There were 34 cases of SARS-CoV-2 infections reported in the 1600 participants during the study period, of which 22 had been administered Covishield, two AstraZeneca and 10 in the placebo group.
Eighteen reportedly tested positive for Covis-19 after the first dose and 16 after the second dose. None of them were severe, and there were no deaths reported in the study.
Of these 34 Covid-19 cases, six occurred more than two weeks after the second dose and by day 57. Four of these participants were symptomatic and two were asymptomatic. Among these four symptomatic COVID-19 cases, one participant each in the Covishield and placebo groups had to be hospitalised at 21 and 41 days after the second dose respectively.
As of July 2021, more than 500 million doses of SII-ChAdOx1 nCoV-19 have been distributed globally. Together, including AstraZeneca and other sub-licence partners, more than 1 billion doses have been distributed to 170 countries.
However, SII has not released the trial protocol, which includes information about the bridging trial, plan to handle adverse events, regulatory requirements, objectives and endpoints of the study. It became public knowledge when US-based STAT news, which covers health, medicine, and the life sciences, disclosed the draft version of the trial protocol.
The interim-results of the bridging study have been available on the Canadian Health website since July 2021. It included the summary of the safety reports available for Covishield based on pharmacovigilance activities conducted by SII. The website had also put out the last safety and immunogenicity Report 5 dated April 1, 2021.

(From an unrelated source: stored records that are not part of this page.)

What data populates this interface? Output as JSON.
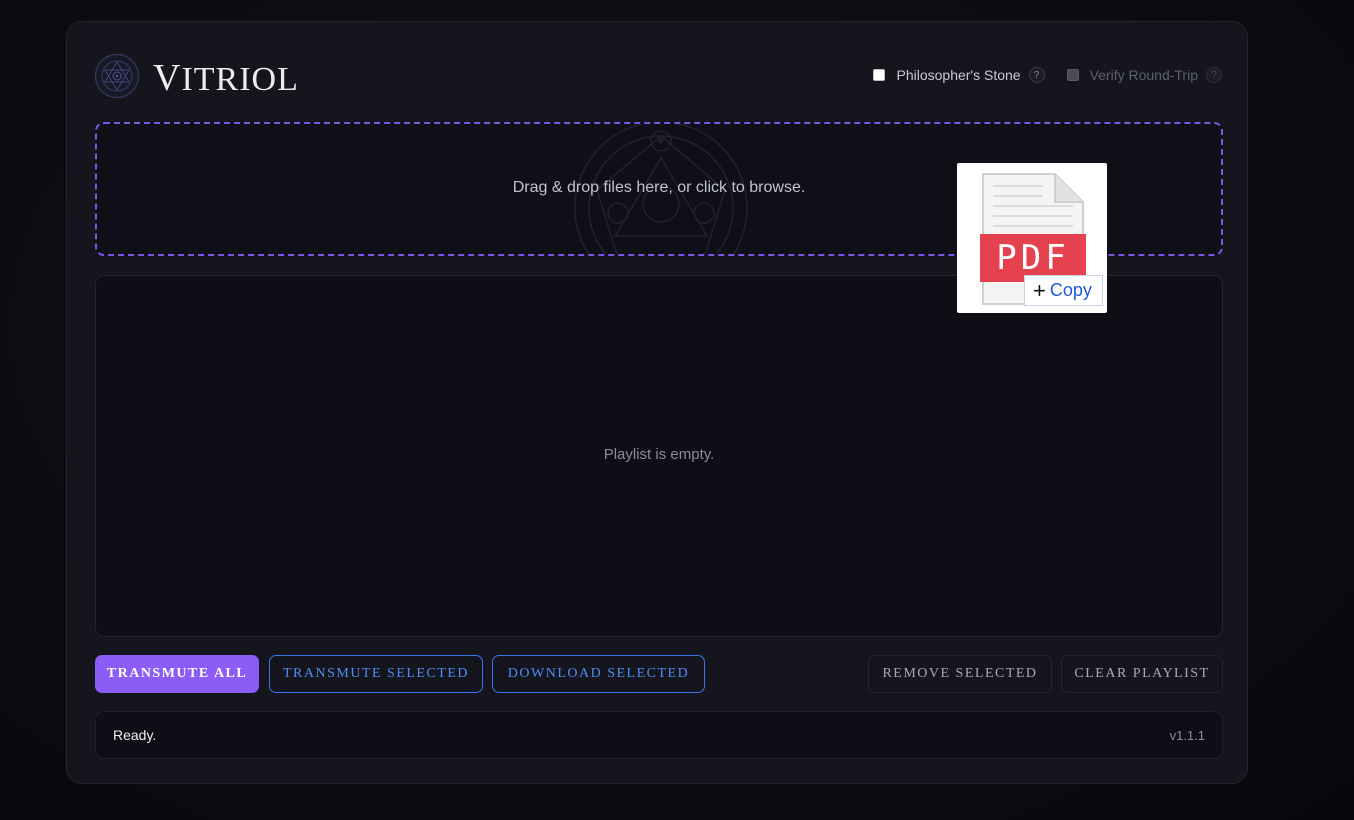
{
  "app": {
    "title": "VITRIOL",
    "title_first": "V",
    "title_rest": "ITRIOL"
  },
  "options": {
    "philosophers_stone": {
      "label": "Philosopher's Stone",
      "checked": false,
      "help": "?"
    },
    "verify_round_trip": {
      "label": "Verify Round-Trip",
      "checked": false,
      "disabled": true,
      "help": "?"
    }
  },
  "dropzone": {
    "text": "Drag & drop files here, or click to browse."
  },
  "playlist": {
    "empty_text": "Playlist is empty."
  },
  "actions": {
    "transmute_all": "TRANSMUTE ALL",
    "transmute_selected": "TRANSMUTE SELECTED",
    "download_selected": "DOWNLOAD SELECTED",
    "remove_selected": "REMOVE SELECTED",
    "clear_playlist": "CLEAR PLAYLIST"
  },
  "status": {
    "text": "Ready.",
    "version": "v1.1.1"
  },
  "drag_ghost": {
    "file_type": "PDF",
    "icon": "pdf-file-icon",
    "effect_label": "Copy",
    "effect_icon": "plus-icon"
  },
  "colors": {
    "accent": "#8b5cf6",
    "outline_blue": "#3b74e6",
    "dropzone_border": "#7f55e8",
    "pdf_red": "#e5414f"
  }
}
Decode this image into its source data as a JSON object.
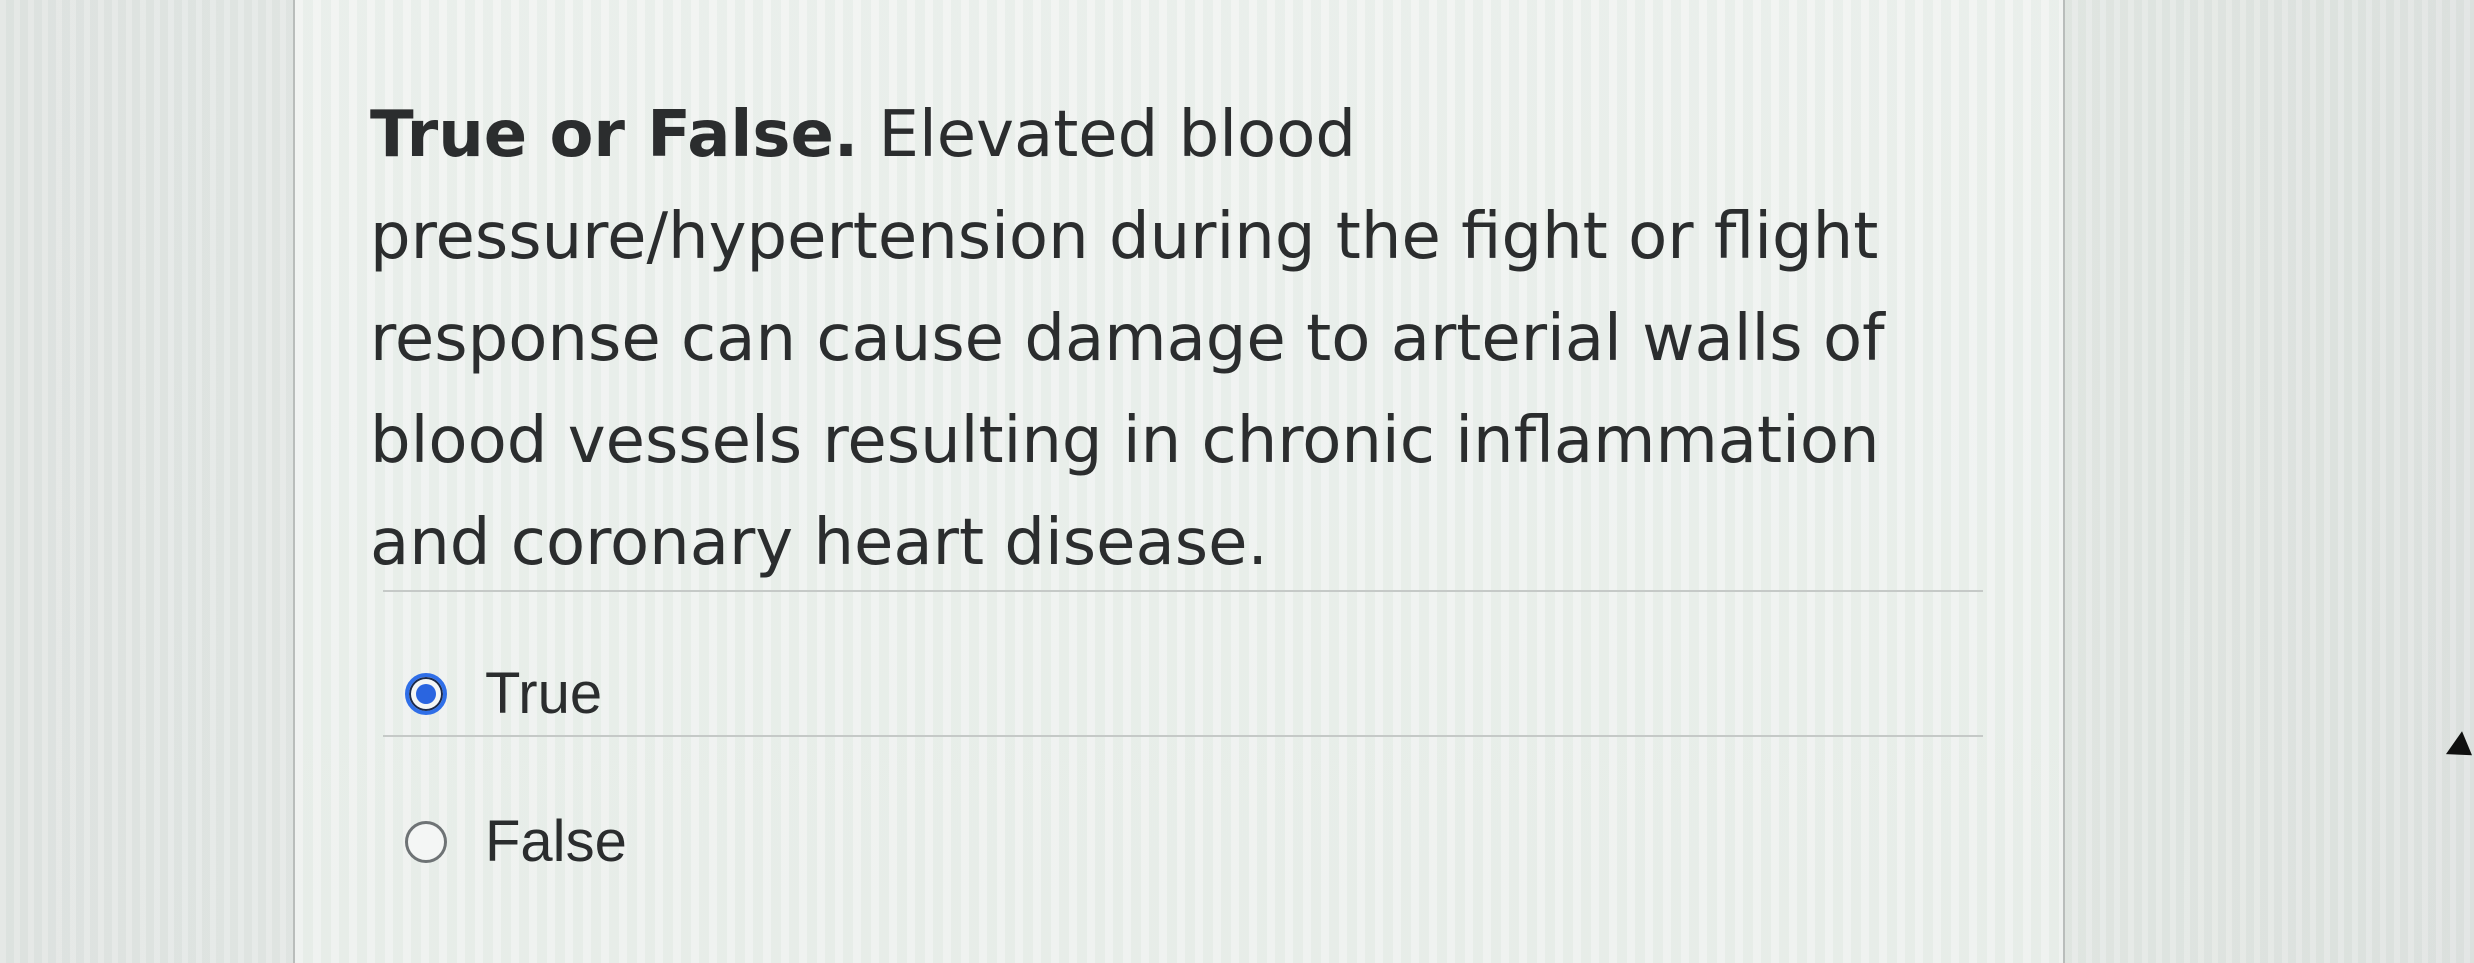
{
  "question": {
    "lead": "True or False.",
    "text": "Elevated blood pressure/hypertension during the fight or flight response can cause damage to arterial walls of blood vessels resulting in chronic inflammation and coronary heart disease."
  },
  "options": [
    {
      "label": "True",
      "selected": true
    },
    {
      "label": "False",
      "selected": false
    }
  ],
  "colors": {
    "selected_radio": "#2a65e0",
    "text": "#2b2d2e"
  }
}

The Indian regulator - Central Drugs Standard Control Organisation (CDSCO) – is yet to put up the details of the bridging study. Even in the Subject Expert Committee (SEC) meeting held on June 22, 2021, the committee asked Serum Institute of India to update the India-specific safety analysis in separate section for further consideration. After detailed deliberation, the committee recommended revision of the factsheet of Covishield vaccine. More than two months after the meeting, the company is yet to do so.